3 Reasons Why Japan’s Youth Go Alcohol-Free
Alcohol use has been declining among Japan’s youth who are increasingly preferring alcohol-free lifestyles.
According to data from Suntory Holdings – a Big Alcohol giant worldwide – in 2019 reported in the Nikkei Marketing Journal, the market for nonalcohol and low-alcohol beverages such as beer and chūhai (cocktails made with neutral grain spirits and mixers) had quadrupled over the previous decade to 22.65 million.
Japanese people and specially youth are consuming non-alcohol or low alcohol beverages not simply as a substitute anymore, but because they like and choose this lifestyle.
When exploring reasons for this change, it can be noted that this is a global trend. According to Data from Health Survey for England every generation has consumed alcohol less regularly than the previous generation. And as Movendi International has reported, the alcohol-free and sober curious movement is being driven by the more health conscious millennial generation around the globe. What’s better is the generation after or the Gen Z is consuming less alcohol than all previous generations.
In a study by Ipsos titled “Global Views on Vices” respondents were asked to agree or disagree with how things will be ten years into the future. In this study, Japanese participants ranked lowest for the following statements:
- “The variety of beer, wine and liquor available to consumers will be greater than today” – 27%.
- “Consumption of beer, wine and liquor will be higher than today” – 10%.
A 2016 survey on alcohol consumption by the Ministry of Health, Welfare and Labor found the largest demographic for alcohol consumption was men in the 50-59 age group, of whom 46.1% said they regularly consumed alcohol. The percentage declined with each age segment thereafter with only 10.9% in the 20 to 29 age category consuming alcohol regularly.
Waseda University professor Kenji Hashimoto said one reason for this is to do with personal economy. There’s an increasing number of nonregular company staff employed by worker dispatch firms or as part timers. These individuals have lower pay and benefits and they may prefer to cut the costs of alcohol.
Another reason is they are not a part of the harmful alcohol norm in Japanese work culture.
However, as Movendi International reported, the harmful alcohol norm at work of “Nomikai” is also seeing a change. As the working culture changes, pressurizing employees to consume alcohol is increasingly being seen as harassment.
For Japanese people over 35 and specially much older people of around 70 years the alcohol norms are still pervasive. Yet, the trend among youth for declining alcohol consumption and switching to the sober curious and alcohol-free lifestyle paints a positive picture for the future in a country with pervasive alcohol norm.

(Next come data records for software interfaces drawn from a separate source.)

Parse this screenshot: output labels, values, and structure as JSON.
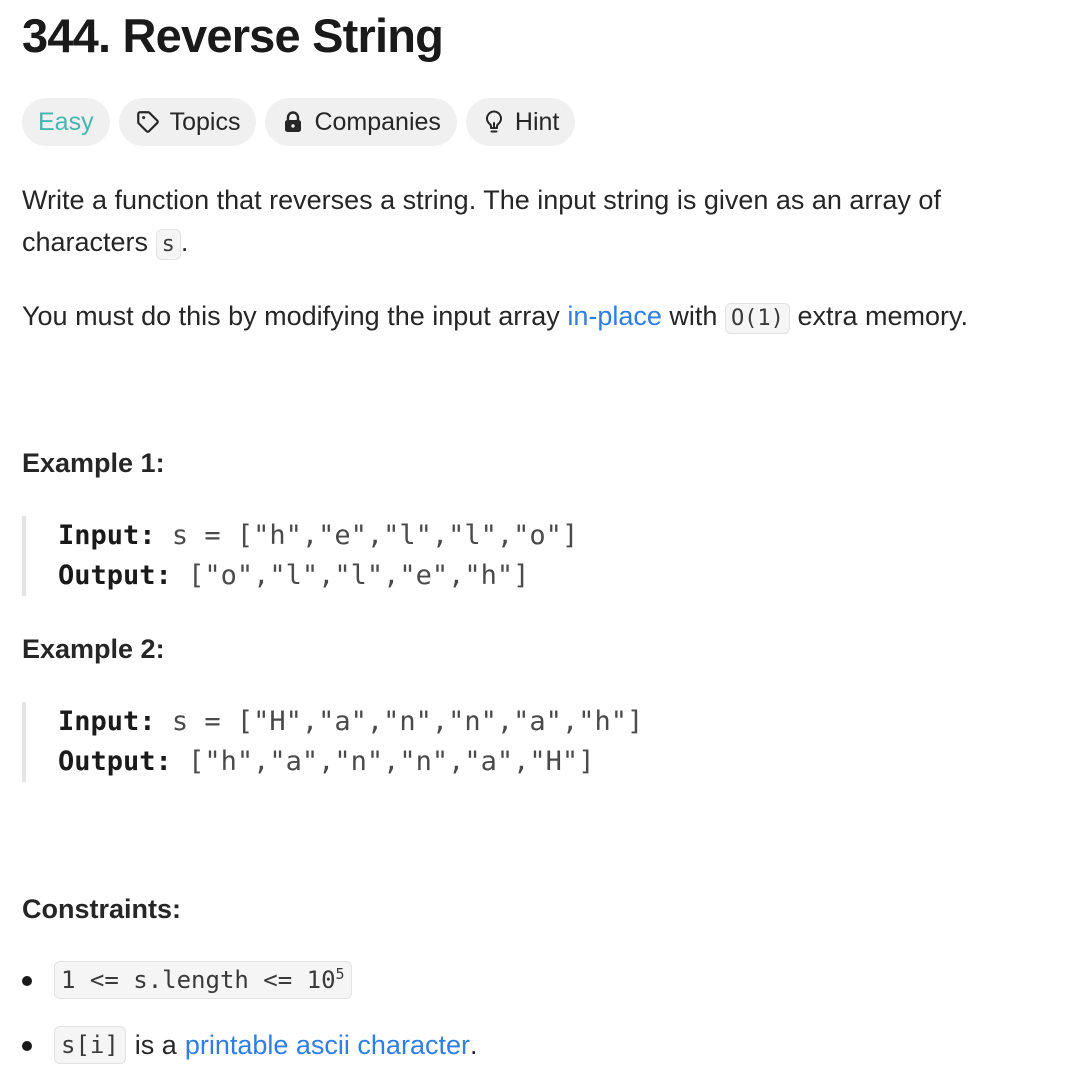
{
  "problem": {
    "title": "344. Reverse String",
    "tags": {
      "difficulty": "Easy",
      "topics": "Topics",
      "companies": "Companies",
      "hint": "Hint"
    },
    "description": {
      "line1": "Write a function that reverses a string. The input string is given as an array of",
      "line2_text": "characters",
      "line2_code": "s",
      "line2_end": ".",
      "para2_start": "You must do this by modifying the input array",
      "para2_link": "in-place",
      "para2_mid": "with",
      "para2_code": "O(1)",
      "para2_end": "extra memory."
    },
    "examples": [
      {
        "heading": "Example 1:",
        "input_label": "Input:",
        "input_value": "s = [\"h\",\"e\",\"l\",\"l\",\"o\"]",
        "output_label": "Output:",
        "output_value": "[\"o\",\"l\",\"l\",\"e\",\"h\"]"
      },
      {
        "heading": "Example 2:",
        "input_label": "Input:",
        "input_value": "s = [\"H\",\"a\",\"n\",\"n\",\"a\",\"h\"]",
        "output_label": "Output:",
        "output_value": "[\"h\",\"a\",\"n\",\"n\",\"a\",\"H\"]"
      }
    ],
    "constraints": {
      "heading": "Constraints:",
      "item1_code": "1 <= s.length <= 10",
      "item1_sup": "5",
      "item2_code": "s[i]",
      "item2_text": "is a",
      "item2_link": "printable ascii character",
      "item2_end": "."
    }
  },
  "colors": {
    "easy": "#46b5b0",
    "link": "#2f7ee6",
    "chip_bg": "#f0f0f0"
  },
  "icons": {
    "topics": "tag-icon",
    "companies": "lock-icon",
    "hint": "lightbulb-icon"
  }
}
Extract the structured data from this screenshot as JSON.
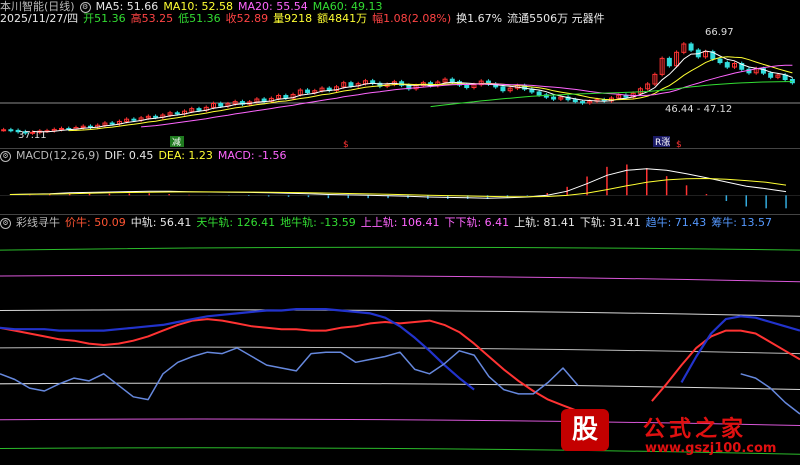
{
  "app": {
    "title": "本川智能(日线)"
  },
  "header1": {
    "ma5_label": "MA5: 51.66",
    "ma10_label": "MA10: 52.58",
    "ma20_label": "MA20: 55.54",
    "ma60_label": "MA60: 49.13",
    "date": "2025/11/27/四",
    "open": "开51.36",
    "high": "高53.25",
    "low": "低51.36",
    "close": "收52.89",
    "volume": "量9218",
    "amount": "额4841万",
    "change": "幅1.08(2.08%)",
    "turnover": "换1.67%",
    "float": "流通5506万 元器件"
  },
  "header2": {
    "title": "MACD(12,26,9)",
    "dif": "DIF: 0.45",
    "dea": "DEA: 1.23",
    "macd": "MACD: -1.56"
  },
  "header3": {
    "title": "彩线寻牛",
    "price": "价牛: 50.09",
    "mid": "中轨: 56.41",
    "sky": "天牛轨: 126.41",
    "ground": "地牛轨: -13.59",
    "upup": "上上轨: 106.41",
    "downdown": "下下轨: 6.41",
    "up": "上轨: 81.41",
    "down": "下轨: 31.41",
    "bull": "趋牛: 71.43",
    "chip": "筹牛: 13.57"
  },
  "annotations": {
    "high_mark": "66.97",
    "low_mark": "37.11",
    "range_mark": "46.44 - 47.12",
    "tag_reduce": "减",
    "tag_s1": "$",
    "tag_increase": "R涨",
    "tag_s2": "$"
  },
  "watermark": {
    "logo": "股",
    "title": "公式之家",
    "url": "www.gszj100.com"
  },
  "colors": {
    "up": "#ff3333",
    "down": "#33dddd",
    "ma5": "#ffffff",
    "ma10": "#ffff33",
    "ma20": "#ff66ff",
    "ma60": "#33dd33"
  },
  "chart_data": [
    {
      "type": "candlestick",
      "title": "本川智能(日线)",
      "ylim": [
        35,
        70
      ],
      "close": [
        38.2,
        38.0,
        37.6,
        37.2,
        37.4,
        37.8,
        37.9,
        38.3,
        38.6,
        38.4,
        38.9,
        39.3,
        39.0,
        39.6,
        40.3,
        40.1,
        40.8,
        41.5,
        41.2,
        41.9,
        42.4,
        42.1,
        42.8,
        43.5,
        43.2,
        44.0,
        44.8,
        44.3,
        45.2,
        46.4,
        45.6,
        46.3,
        47.0,
        46.2,
        46.9,
        47.8,
        47.1,
        48.0,
        48.9,
        48.1,
        49.2,
        50.6,
        49.8,
        50.4,
        51.2,
        50.5,
        51.6,
        52.9,
        51.9,
        52.6,
        53.5,
        52.7,
        51.8,
        52.4,
        53.2,
        52.1,
        51.0,
        52.0,
        52.9,
        52.0,
        53.1,
        54.0,
        53.2,
        52.2,
        51.4,
        52.3,
        53.4,
        52.5,
        51.6,
        50.4,
        51.2,
        52.0,
        50.9,
        50.0,
        49.1,
        48.4,
        47.8,
        48.4,
        47.6,
        47.0,
        46.6,
        47.1,
        47.6,
        47.2,
        48.1,
        49.0,
        48.4,
        49.6,
        51.0,
        52.5,
        55.5,
        60.5,
        58.2,
        62.4,
        65.0,
        63.1,
        61.0,
        62.6,
        60.3,
        59.2,
        57.8,
        58.9,
        57.1,
        56.0,
        57.3,
        55.9,
        54.6,
        55.3,
        53.9,
        52.9
      ],
      "ma_series": [
        {
          "name": "MA5"
        },
        {
          "name": "MA10"
        },
        {
          "name": "MA20"
        },
        {
          "name": "MA60"
        }
      ]
    },
    {
      "type": "line",
      "title": "MACD(12,26,9)",
      "series": [
        {
          "name": "DIF",
          "values": [
            0.1,
            0.15,
            0.2,
            0.3,
            0.35,
            0.4,
            0.45,
            0.5,
            0.48,
            0.44,
            0.4,
            0.38,
            0.35,
            0.3,
            0.25,
            0.2,
            0.1,
            0.05,
            0.0,
            -0.05,
            -0.1,
            -0.2,
            -0.25,
            -0.3,
            -0.35,
            -0.3,
            -0.2,
            0.0,
            0.5,
            1.4,
            2.4,
            3.0,
            3.2,
            3.0,
            2.6,
            2.1,
            1.6,
            1.1,
            0.8,
            0.45
          ]
        },
        {
          "name": "DEA",
          "values": [
            0.1,
            0.12,
            0.15,
            0.2,
            0.25,
            0.3,
            0.34,
            0.38,
            0.4,
            0.41,
            0.41,
            0.4,
            0.39,
            0.37,
            0.34,
            0.31,
            0.27,
            0.22,
            0.17,
            0.12,
            0.07,
            0.02,
            -0.03,
            -0.08,
            -0.13,
            -0.16,
            -0.17,
            -0.14,
            -0.01,
            0.27,
            0.69,
            1.15,
            1.56,
            1.85,
            2.0,
            2.02,
            1.94,
            1.77,
            1.58,
            1.23
          ]
        }
      ],
      "ylim": [
        -2,
        4
      ]
    },
    {
      "type": "line",
      "title": "彩线寻牛",
      "ylim": [
        -20,
        140
      ],
      "bands": [
        {
          "name": "天牛轨",
          "color": "#33dd33",
          "start": 126,
          "end": 126
        },
        {
          "name": "上上轨",
          "color": "#ff66ff",
          "start": 108,
          "end": 104
        },
        {
          "name": "上轨",
          "color": "#ffffff",
          "start": 84,
          "end": 80
        },
        {
          "name": "中轨",
          "color": "#dddddd",
          "start": 58,
          "end": 54
        },
        {
          "name": "下轨",
          "color": "#ffffff",
          "start": 33,
          "end": 29
        },
        {
          "name": "下下轨",
          "color": "#ff66ff",
          "start": 8,
          "end": 4
        },
        {
          "name": "地牛轨",
          "color": "#33dd33",
          "start": -12,
          "end": -16
        }
      ],
      "series": [
        {
          "name": "价牛",
          "color": "#ff3333",
          "values": [
            72,
            70,
            68,
            66,
            64,
            63,
            61,
            60,
            61,
            63,
            66,
            70,
            74,
            77,
            78,
            77,
            75,
            73,
            72,
            71,
            71,
            70,
            70,
            72,
            73,
            75,
            76,
            75,
            76,
            77,
            74,
            69,
            61,
            52,
            43,
            35,
            28,
            22,
            18,
            14,
            null,
            null,
            null,
            null,
            21,
            33,
            46,
            58,
            66,
            70,
            70,
            68,
            62,
            56,
            50
          ]
        },
        {
          "name": "趋牛",
          "color": "#2233cc",
          "values": [
            72,
            71,
            71,
            71,
            70,
            70,
            70,
            70,
            71,
            72,
            73,
            74,
            76,
            78,
            80,
            81,
            82,
            83,
            84,
            84,
            85,
            85,
            85,
            84,
            83,
            82,
            79,
            73,
            65,
            56,
            46,
            37,
            29,
            null,
            null,
            null,
            null,
            null,
            null,
            null,
            null,
            null,
            null,
            null,
            null,
            null,
            34,
            52,
            68,
            78,
            80,
            79,
            76,
            73,
            70
          ]
        },
        {
          "name": "筹牛",
          "color": "#6688dd",
          "values": [
            40,
            36,
            30,
            28,
            33,
            37,
            35,
            40,
            32,
            24,
            22,
            40,
            48,
            52,
            55,
            54,
            58,
            52,
            46,
            44,
            42,
            54,
            55,
            55,
            48,
            50,
            52,
            55,
            43,
            40,
            47,
            56,
            53,
            38,
            29,
            26,
            26,
            34,
            44,
            32,
            null,
            null,
            null,
            null,
            null,
            null,
            null,
            null,
            null,
            null,
            40,
            37,
            30,
            20,
            12
          ]
        }
      ]
    }
  ]
}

Better alcohol control policy measures in the country can ensure that this trend is sustained and supported. Reducing alcohol availability, increasing alcohol affordability and eliminating alcohol promotions would speed up the change of the current alcohol norm and would prevent and reduce alcohol harm – especially among older generations where the alcohol norm is still unaffected.